The beauty of a summer internship is that you can devote most of your time and energy to the internship, since you’re probably not in school. Fall and spring interns don’t have the same luxury though, and often find themselves balancing a full course load, an internship, and possibly even a job. Can it all be done?
It can, if you know how to balance it all. Here are five tips for balancing internships and school.
1. Know your priorities
Before starting your internship this coming semester, know your priorities.
Give some thought to which of the two you value the most: your internship or school. They don’t have to be at odds, but if you have an especially busy schedule this semester putting more time into one and less into the other may unfortunately be the case.
Knowing your priorities ahead of time allows you to not make rash decisions in the moment. You’ll know if you need to cut down on hours at the internship, drop a course, or just dedicate more time to one and less to the other. Again, it may not come down to this but it’s good to be prepared ahead of time, to know how to react when situations arise.
2. Be upfront about your school schedule
It’s important that the company you’re interning at knows your school schedule ahead of time and knows your commitment to sticking to it. According to The Intern Coach Colleen Sabatino, discussing your school schedule with your internship supervisor should be a high priority.
“Your concern over these other obligations demonstrates to your supervisor that you’ll have the same dedication to duty at your internship,” Sabatino wrote.
If the internship is for school credit, they will most likely respect your class schedule. If not, you may have to decide if the internship is worth missing school over. In most cases, the answer will probably be “no.”
3. Schedule in some down time
It’s not healthy to fill up every part of your day with school, work or your internship. As writer Harrison Kratz suggests in an article for Huffington Post, you should make time for everything, including physical and mental health.
“This might include scheduling down time in addition to your internship and classes, so you will definitely have time to relax around your busy schedule,” Kratz wrote.
Having that relaxation may allow you to perform better in both school and your internship. Don’t get burnt out. Schedule it in. Maybe this means a nap, a movie, coffee with a friend or even doing some exercise. Whatever gives you energy or a physical or mental break, do it.
4. Outsource your errands
If you’re having an especially busy day or week with school and your internship, you’ll need to cut down as much time as possible on other things to make it work. This is where outsourcing comes into play. Paying others to do your chores may sound like something only rich people do, but consider even the small ways you can outsource time-consuming tasks, suggests Jen Uscher in an article about work-life balance for WebMD.
Uscher wrote, “Could you order your groceries online and have them delivered? Hire a kid down the street to mow your lawn? Have your dry cleaning picked up and dropped off at your home or office? Order your stamps online so you don’t have to go to the post office?”

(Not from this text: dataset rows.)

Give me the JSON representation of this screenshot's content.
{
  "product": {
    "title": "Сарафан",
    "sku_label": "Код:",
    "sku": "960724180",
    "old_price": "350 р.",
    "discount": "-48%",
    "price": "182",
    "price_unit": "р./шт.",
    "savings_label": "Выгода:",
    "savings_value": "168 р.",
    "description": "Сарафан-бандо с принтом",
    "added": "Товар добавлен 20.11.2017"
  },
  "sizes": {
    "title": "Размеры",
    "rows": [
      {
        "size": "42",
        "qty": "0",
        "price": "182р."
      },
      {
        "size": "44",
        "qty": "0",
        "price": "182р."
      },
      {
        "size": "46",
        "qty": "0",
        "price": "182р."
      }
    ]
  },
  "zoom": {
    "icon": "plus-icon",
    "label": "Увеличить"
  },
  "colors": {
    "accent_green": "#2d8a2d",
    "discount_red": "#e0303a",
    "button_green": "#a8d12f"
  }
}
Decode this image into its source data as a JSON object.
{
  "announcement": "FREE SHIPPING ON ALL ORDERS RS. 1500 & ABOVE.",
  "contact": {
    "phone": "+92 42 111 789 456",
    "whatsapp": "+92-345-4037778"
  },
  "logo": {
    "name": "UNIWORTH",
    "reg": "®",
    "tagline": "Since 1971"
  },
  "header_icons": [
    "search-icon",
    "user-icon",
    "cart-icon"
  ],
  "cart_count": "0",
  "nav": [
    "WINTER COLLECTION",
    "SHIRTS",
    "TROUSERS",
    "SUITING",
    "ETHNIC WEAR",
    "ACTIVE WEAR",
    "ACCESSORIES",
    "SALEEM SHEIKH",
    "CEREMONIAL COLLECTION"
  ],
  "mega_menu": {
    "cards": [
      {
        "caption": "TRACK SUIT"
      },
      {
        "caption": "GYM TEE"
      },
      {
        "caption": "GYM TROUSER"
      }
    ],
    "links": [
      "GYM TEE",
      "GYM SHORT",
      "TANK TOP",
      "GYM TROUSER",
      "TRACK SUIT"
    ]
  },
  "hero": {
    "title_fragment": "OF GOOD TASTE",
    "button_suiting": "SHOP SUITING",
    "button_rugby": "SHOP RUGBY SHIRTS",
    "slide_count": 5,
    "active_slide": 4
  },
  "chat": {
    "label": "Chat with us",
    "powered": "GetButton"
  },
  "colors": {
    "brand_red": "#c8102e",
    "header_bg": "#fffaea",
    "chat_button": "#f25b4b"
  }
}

You may, during especially rough days, ask for help from friends, family or a significant other. Don’t be prideful. Make it work.
5. Suggest remote work, if necessary
If school and your internship have definitely clashed to the point where one or the other needs to take priority, one solution is to ask your internship manager if you can do remote work. for example, if a school project or meeting has come up during your regularly scheduled intern hours, ask if you can do your work for the day from home.
Asking to take work home will look better than just straight up cancelling. Assure them you’ll be sure to keep track of how long it took you to complete it. Don’t make a habit of this, though. Do it only if it’s absolutely necessary.
Earning your degree and furthering your career don’t have to be at odds. You can balance the two, if you’re proactive and flexible.
This article is originally published on Schools.com